But more daylight can also make workers more productive, and boost your crew’s workplace satisfaction. Many workers say the absence of natural light makes them feel more tired; some say lack of light makes them feel gloomy or sad. Studies have shown that adding daylight makes students more productive in the classroom; retail stores also report increased sales in stores with ample natural light. Further, burning electric lights can heat up a building, so that more air conditioning is needed to maintain comfort. That means your HVAC system is working harder than it needs to.
How to Increase Natural Light
Adding windows in garage doors or other exterior doors can help fulfill this need for natural light. Other options to consider:
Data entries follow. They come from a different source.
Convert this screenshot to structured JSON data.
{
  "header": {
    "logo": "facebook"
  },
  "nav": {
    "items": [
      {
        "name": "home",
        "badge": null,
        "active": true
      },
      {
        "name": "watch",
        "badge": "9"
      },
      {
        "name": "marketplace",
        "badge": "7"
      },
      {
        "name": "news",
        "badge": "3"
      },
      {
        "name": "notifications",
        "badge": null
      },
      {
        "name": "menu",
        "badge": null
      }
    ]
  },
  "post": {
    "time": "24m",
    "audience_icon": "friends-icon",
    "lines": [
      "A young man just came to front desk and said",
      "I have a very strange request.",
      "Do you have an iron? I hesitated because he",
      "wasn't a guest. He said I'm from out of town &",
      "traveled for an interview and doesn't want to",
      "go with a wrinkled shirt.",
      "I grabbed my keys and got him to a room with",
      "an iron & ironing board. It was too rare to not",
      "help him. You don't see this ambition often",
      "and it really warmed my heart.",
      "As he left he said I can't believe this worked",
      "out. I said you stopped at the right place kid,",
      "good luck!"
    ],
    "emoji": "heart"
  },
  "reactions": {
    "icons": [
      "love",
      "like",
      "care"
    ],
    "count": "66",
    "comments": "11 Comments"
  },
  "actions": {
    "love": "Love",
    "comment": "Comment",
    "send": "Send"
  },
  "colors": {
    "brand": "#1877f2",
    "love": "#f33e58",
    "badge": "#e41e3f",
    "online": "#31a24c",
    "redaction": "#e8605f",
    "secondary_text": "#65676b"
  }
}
- Install commercial sliding glass doors inside the building so that light shines from room to room.
- Skylights can allow more light, but also allow glare and excessive heating from direct solar penetration. Generally, skylights incorporate glazing to diffuse solar transmittance.
- Incorporate a glass storefront into the building design.
Care must be taken that the right amount of light is allowed in, regardless of the option. If you are planning to build a new facility or working on a renovation, you should discuss with your consultant the intensity, distribution and penetration of daylight in your building. Your consultant should also address glare, which impedes visual comfort and work performance.
When natural light measures 2.5 times or more than an average electric light, it will make occupants uncomfortable, creating glare or conditions that are too warm. You can mitigate these conditions with interior and exterior shading devices, glazed or tinted windows, or combinations of these.